_Entries supplied_.
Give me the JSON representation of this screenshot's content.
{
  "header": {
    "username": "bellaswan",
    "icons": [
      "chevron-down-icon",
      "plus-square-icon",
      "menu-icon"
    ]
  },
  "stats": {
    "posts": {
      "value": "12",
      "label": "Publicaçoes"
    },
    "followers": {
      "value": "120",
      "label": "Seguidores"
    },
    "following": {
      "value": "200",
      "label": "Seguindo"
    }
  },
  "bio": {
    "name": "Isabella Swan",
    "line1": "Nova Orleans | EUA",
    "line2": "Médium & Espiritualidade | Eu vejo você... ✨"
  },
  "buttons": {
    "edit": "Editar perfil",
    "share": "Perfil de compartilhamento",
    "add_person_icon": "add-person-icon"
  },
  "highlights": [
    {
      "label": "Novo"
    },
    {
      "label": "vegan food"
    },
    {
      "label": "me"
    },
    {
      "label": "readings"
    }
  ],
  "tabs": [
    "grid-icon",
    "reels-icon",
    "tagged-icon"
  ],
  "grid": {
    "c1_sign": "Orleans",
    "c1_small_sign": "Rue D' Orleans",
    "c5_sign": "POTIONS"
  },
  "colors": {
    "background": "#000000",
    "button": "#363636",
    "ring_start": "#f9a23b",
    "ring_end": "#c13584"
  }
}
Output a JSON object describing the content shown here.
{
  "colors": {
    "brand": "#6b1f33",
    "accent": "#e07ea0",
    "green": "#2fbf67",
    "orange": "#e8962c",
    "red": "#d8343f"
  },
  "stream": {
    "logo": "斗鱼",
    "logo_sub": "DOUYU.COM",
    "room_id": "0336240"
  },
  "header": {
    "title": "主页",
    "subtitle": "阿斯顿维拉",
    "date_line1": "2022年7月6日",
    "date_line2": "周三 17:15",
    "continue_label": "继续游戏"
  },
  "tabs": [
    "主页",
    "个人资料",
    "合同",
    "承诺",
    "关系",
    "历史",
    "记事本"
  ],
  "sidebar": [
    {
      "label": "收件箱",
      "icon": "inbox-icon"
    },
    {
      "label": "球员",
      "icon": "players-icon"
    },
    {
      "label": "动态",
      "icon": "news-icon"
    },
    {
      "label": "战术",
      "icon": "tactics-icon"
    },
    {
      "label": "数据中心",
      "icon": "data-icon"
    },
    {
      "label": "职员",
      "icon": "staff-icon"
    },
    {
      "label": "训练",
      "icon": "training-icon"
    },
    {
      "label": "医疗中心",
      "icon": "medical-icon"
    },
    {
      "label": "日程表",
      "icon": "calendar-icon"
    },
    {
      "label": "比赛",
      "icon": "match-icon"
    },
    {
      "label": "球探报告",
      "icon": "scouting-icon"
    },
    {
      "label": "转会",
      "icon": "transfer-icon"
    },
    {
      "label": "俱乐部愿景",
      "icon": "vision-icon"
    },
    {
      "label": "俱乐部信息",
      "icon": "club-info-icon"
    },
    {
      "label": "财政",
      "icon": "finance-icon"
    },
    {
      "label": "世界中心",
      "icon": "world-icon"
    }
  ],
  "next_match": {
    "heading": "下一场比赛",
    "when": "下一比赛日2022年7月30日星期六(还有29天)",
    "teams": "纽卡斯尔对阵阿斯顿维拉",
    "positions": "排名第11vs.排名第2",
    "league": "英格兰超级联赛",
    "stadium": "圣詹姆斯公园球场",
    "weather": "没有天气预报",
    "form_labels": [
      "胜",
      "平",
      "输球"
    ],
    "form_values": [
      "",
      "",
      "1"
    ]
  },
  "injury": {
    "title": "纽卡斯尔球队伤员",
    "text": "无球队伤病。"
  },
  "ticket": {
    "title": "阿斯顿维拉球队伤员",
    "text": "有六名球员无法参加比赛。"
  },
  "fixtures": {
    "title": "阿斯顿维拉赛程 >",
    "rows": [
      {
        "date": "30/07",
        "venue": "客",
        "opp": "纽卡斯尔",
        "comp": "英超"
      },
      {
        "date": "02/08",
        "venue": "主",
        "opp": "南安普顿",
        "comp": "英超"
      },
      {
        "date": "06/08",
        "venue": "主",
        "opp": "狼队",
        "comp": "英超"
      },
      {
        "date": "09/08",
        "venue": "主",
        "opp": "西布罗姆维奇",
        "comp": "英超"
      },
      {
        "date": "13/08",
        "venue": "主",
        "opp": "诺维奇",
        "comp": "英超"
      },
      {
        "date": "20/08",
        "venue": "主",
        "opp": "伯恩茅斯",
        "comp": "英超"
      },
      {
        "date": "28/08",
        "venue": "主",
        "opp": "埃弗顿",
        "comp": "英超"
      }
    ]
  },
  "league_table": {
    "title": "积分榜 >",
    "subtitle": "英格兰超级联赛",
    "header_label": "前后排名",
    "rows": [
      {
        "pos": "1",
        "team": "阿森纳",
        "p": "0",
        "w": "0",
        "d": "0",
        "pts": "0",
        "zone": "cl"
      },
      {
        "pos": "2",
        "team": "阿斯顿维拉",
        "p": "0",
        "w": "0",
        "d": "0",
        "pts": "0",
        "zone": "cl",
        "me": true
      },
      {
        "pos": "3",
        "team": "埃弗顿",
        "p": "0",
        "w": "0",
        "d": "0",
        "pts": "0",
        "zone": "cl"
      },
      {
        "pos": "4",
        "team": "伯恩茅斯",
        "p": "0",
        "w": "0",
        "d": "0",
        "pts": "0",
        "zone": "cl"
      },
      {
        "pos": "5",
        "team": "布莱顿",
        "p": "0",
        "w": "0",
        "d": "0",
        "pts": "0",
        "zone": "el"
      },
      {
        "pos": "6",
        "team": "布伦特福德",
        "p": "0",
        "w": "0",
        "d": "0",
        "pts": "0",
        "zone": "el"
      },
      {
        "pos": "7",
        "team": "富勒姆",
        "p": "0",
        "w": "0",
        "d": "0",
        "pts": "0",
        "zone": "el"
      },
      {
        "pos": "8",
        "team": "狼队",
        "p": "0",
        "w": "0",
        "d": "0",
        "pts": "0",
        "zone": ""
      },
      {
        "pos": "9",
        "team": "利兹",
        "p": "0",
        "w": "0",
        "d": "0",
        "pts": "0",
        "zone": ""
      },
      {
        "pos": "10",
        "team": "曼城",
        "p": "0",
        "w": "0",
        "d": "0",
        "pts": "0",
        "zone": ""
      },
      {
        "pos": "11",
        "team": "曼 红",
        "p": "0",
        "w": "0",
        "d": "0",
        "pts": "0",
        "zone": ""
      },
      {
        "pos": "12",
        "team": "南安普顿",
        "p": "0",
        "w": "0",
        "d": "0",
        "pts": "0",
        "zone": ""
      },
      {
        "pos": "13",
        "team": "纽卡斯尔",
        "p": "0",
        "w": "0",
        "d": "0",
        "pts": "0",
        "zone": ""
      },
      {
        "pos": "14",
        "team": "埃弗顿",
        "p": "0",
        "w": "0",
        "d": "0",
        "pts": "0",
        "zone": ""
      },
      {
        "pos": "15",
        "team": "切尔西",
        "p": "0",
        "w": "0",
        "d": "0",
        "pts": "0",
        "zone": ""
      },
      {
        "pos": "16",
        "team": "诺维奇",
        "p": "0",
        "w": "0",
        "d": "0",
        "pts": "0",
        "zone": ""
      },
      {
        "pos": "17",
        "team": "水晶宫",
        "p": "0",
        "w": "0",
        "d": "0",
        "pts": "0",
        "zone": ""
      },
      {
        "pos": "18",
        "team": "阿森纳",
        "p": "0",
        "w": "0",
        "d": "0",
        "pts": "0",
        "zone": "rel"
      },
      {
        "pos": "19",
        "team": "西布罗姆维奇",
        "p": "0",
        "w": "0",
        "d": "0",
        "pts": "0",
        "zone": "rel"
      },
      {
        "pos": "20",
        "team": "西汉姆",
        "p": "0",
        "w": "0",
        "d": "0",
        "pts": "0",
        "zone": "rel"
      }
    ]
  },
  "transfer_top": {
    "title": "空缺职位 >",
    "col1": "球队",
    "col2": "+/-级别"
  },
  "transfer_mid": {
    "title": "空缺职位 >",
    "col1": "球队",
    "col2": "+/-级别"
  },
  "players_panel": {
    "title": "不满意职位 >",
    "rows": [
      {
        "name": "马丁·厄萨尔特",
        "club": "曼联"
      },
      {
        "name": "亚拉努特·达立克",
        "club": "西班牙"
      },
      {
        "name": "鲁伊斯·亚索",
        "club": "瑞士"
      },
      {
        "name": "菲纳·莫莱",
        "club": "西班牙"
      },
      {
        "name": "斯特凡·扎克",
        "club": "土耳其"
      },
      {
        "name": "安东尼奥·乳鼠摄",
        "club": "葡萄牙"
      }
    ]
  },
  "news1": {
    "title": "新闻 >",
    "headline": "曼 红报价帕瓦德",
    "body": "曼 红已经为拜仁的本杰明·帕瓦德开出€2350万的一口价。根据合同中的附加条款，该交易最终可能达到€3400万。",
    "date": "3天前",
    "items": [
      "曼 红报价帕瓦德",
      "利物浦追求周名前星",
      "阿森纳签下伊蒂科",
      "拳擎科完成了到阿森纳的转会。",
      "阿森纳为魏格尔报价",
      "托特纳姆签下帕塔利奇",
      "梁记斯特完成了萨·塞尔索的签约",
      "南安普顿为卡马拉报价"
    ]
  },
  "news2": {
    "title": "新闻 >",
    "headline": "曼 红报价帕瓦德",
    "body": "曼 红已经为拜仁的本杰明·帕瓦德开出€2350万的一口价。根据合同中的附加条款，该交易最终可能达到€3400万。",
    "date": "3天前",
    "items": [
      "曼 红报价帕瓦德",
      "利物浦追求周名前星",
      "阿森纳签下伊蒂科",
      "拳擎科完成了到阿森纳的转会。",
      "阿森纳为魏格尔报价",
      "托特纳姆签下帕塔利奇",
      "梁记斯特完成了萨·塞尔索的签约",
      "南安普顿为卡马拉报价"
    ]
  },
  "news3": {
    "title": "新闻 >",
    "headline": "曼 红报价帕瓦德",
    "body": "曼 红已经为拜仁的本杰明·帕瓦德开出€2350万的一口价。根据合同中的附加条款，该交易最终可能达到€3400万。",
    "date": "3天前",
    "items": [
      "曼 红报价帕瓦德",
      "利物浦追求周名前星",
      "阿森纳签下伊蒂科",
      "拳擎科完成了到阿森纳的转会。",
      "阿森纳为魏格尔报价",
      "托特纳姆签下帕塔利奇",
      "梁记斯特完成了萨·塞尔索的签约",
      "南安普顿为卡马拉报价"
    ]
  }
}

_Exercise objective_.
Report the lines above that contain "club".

_Answer section_.
      "icon": "club-info-icon"
        "club": "曼联"
        "club": "西班牙"
        "club": "瑞士"
        "club": "西班牙"
        "club": "土耳其"
        "club": "葡萄牙"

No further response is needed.